Extracted information:
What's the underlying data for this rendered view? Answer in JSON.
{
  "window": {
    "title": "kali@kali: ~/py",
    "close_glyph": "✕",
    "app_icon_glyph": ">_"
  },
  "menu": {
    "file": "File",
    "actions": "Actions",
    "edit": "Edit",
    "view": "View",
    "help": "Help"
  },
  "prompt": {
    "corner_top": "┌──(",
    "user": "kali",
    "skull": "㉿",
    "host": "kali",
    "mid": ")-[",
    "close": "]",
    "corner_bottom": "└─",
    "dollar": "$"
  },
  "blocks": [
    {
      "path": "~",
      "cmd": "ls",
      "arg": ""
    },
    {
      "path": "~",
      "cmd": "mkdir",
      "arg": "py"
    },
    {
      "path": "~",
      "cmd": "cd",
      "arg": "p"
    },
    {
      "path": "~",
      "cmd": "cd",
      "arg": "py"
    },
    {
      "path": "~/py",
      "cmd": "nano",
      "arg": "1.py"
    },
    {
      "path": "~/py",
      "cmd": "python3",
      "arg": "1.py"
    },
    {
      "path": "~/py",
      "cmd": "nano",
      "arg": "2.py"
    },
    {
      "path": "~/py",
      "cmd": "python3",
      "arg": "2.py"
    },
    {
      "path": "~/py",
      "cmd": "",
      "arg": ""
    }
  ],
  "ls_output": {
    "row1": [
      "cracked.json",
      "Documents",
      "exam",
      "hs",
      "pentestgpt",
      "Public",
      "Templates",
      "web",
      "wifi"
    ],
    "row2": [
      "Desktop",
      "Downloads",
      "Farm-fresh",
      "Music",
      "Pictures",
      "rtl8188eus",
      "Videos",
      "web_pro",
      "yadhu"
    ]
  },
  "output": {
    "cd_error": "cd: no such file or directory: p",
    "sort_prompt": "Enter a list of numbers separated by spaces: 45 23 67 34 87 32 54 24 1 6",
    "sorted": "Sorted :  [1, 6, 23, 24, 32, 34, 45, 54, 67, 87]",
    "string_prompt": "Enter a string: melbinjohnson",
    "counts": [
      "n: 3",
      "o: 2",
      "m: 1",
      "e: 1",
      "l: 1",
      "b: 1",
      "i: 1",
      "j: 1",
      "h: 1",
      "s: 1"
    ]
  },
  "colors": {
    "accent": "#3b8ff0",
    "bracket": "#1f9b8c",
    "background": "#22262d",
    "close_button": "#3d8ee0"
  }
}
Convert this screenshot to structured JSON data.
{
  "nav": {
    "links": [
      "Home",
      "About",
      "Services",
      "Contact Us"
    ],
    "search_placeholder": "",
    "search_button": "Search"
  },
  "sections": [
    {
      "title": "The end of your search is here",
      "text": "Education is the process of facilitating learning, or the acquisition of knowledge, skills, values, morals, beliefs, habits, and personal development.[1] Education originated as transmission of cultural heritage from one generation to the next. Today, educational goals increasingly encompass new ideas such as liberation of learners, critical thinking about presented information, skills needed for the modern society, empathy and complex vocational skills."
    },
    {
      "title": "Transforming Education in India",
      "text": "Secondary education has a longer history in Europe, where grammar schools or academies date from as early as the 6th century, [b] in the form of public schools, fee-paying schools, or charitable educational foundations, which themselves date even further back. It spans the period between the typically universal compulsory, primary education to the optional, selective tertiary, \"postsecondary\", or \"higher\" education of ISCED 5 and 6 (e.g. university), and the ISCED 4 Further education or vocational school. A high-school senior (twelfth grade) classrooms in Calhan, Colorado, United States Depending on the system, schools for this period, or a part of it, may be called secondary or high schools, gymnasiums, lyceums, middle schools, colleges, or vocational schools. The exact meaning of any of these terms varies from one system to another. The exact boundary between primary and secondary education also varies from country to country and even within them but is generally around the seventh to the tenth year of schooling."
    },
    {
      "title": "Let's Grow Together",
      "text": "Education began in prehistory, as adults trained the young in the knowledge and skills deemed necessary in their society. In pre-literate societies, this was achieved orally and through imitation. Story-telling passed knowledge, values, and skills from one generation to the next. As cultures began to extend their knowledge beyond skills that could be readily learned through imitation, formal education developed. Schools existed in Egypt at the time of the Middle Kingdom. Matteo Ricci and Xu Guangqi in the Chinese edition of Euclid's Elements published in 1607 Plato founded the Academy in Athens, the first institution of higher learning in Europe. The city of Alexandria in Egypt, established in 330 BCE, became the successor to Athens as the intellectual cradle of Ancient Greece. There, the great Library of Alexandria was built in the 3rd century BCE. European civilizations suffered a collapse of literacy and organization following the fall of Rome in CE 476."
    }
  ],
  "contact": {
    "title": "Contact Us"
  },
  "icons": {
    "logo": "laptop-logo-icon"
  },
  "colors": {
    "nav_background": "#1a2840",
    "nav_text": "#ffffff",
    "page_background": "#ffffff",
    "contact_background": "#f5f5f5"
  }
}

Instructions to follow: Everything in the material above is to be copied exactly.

Exercise solution:
What's the underlying data for this rendered view? Answer in JSON.
{
  "window": {
    "title": "kali@kali: ~/py",
    "close_glyph": "✕",
    "app_icon_glyph": ">_"
  },
  "menu": {
    "file": "File",
    "actions": "Actions",
    "edit": "Edit",
    "view": "View",
    "help": "Help"
  },
  "prompt": {
    "corner_top": "┌──(",
    "user": "kali",
    "skull": "㉿",
    "host": "kali",
    "mid": ")-[",
    "close": "]",
    "corner_bottom": "└─",
    "dollar": "$"
  },
  "blocks": [
    {
      "path": "~",
      "cmd": "ls",
      "arg": ""
    },
    {
      "path": "~",
      "cmd": "mkdir",
      "arg": "py"
    },
    {
      "path": "~",
      "cmd": "cd",
      "arg": "p"
    },
    {
      "path": "~",
      "cmd": "cd",
      "arg": "py"
    },
    {
      "path": "~/py",
      "cmd": "nano",
      "arg": "1.py"
    },
    {
      "path": "~/py",
      "cmd": "python3",
      "arg": "1.py"
    },
    {
      "path": "~/py",
      "cmd": "nano",
      "arg": "2.py"
    },
    {
      "path": "~/py",
      "cmd": "python3",
      "arg": "2.py"
    },
    {
      "path": "~/py",
      "cmd": "",
      "arg": ""
    }
  ],
  "ls_output": {
    "row1": [
      "cracked.json",
      "Documents",
      "exam",
      "hs",
      "pentestgpt",
      "Public",
      "Templates",
      "web",
      "wifi"
    ],
    "row2": [
      "Desktop",
      "Downloads",
      "Farm-fresh",
      "Music",
      "Pictures",
      "rtl8188eus",
      "Videos",
      "web_pro",
      "yadhu"
    ]
  },
  "output": {
    "cd_error": "cd: no such file or directory: p",
    "sort_prompt": "Enter a list of numbers separated by spaces: 45 23 67 34 87 32 54 24 1 6",
    "sorted": "Sorted :  [1, 6, 23, 24, 32, 34, 45, 54, 67, 87]",
    "string_prompt": "Enter a string: melbinjohnson",
    "counts": [
      "n: 3",
      "o: 2",
      "m: 1",
      "e: 1",
      "l: 1",
      "b: 1",
      "i: 1",
      "j: 1",
      "h: 1",
      "s: 1"
    ]
  },
  "colors": {
    "accent": "#3b8ff0",
    "bracket": "#1f9b8c",
    "background": "#22262d",
    "close_button": "#3d8ee0"
  }
}
Convert this screenshot to structured JSON data.
{
  "nav": {
    "links": [
      "Home",
      "About",
      "Services",
      "Contact Us"
    ],
    "search_placeholder": "",
    "search_button": "Search"
  },
  "sections": [
    {
      "title": "The end of your search is here",
      "text": "Education is the process of facilitating learning, or the acquisition of knowledge, skills, values, morals, beliefs, habits, and personal development.[1] Education originated as transmission of cultural heritage from one generation to the next. Today, educational goals increasingly encompass new ideas such as liberation of learners, critical thinking about presented information, skills needed for the modern society, empathy and complex vocational skills."
    },
    {
      "title": "Transforming Education in India",
      "text": "Secondary education has a longer history in Europe, where grammar schools or academies date from as early as the 6th century, [b] in the form of public schools, fee-paying schools, or charitable educational foundations, which themselves date even further back. It spans the period between the typically universal compulsory, primary education to the optional, selective tertiary, \"postsecondary\", or \"higher\" education of ISCED 5 and 6 (e.g. university), and the ISCED 4 Further education or vocational school. A high-school senior (twelfth grade) classrooms in Calhan, Colorado, United States Depending on the system, schools for this period, or a part of it, may be called secondary or high schools, gymnasiums, lyceums, middle schools, colleges, or vocational schools. The exact meaning of any of these terms varies from one system to another. The exact boundary between primary and secondary education also varies from country to country and even within them but is generally around the seventh to the tenth year of schooling."
    },
    {
      "title": "Let's Grow Together",
      "text": "Education began in prehistory, as adults trained the young in the knowledge and skills deemed necessary in their society. In pre-literate societies, this was achieved orally and through imitation. Story-telling passed knowledge, values, and skills from one generation to the next. As cultures began to extend their knowledge beyond skills that could be readily learned through imitation, formal education developed. Schools existed in Egypt at the time of the Middle Kingdom. Matteo Ricci and Xu Guangqi in the Chinese edition of Euclid's Elements published in 1607 Plato founded the Academy in Athens, the first institution of higher learning in Europe. The city of Alexandria in Egypt, established in 330 BCE, became the successor to Athens as the intellectual cradle of Ancient Greece. There, the great Library of Alexandria was built in the 3rd century BCE. European civilizations suffered a collapse of literacy and organization following the fall of Rome in CE 476."
    }
  ],
  "contact": {
    "title": "Contact Us"
  },
  "icons": {
    "logo": "laptop-logo-icon"
  },
  "colors": {
    "nav_background": "#1a2840",
    "nav_text": "#ffffff",
    "page_background": "#ffffff",
    "contact_background": "#f5f5f5"
  }
}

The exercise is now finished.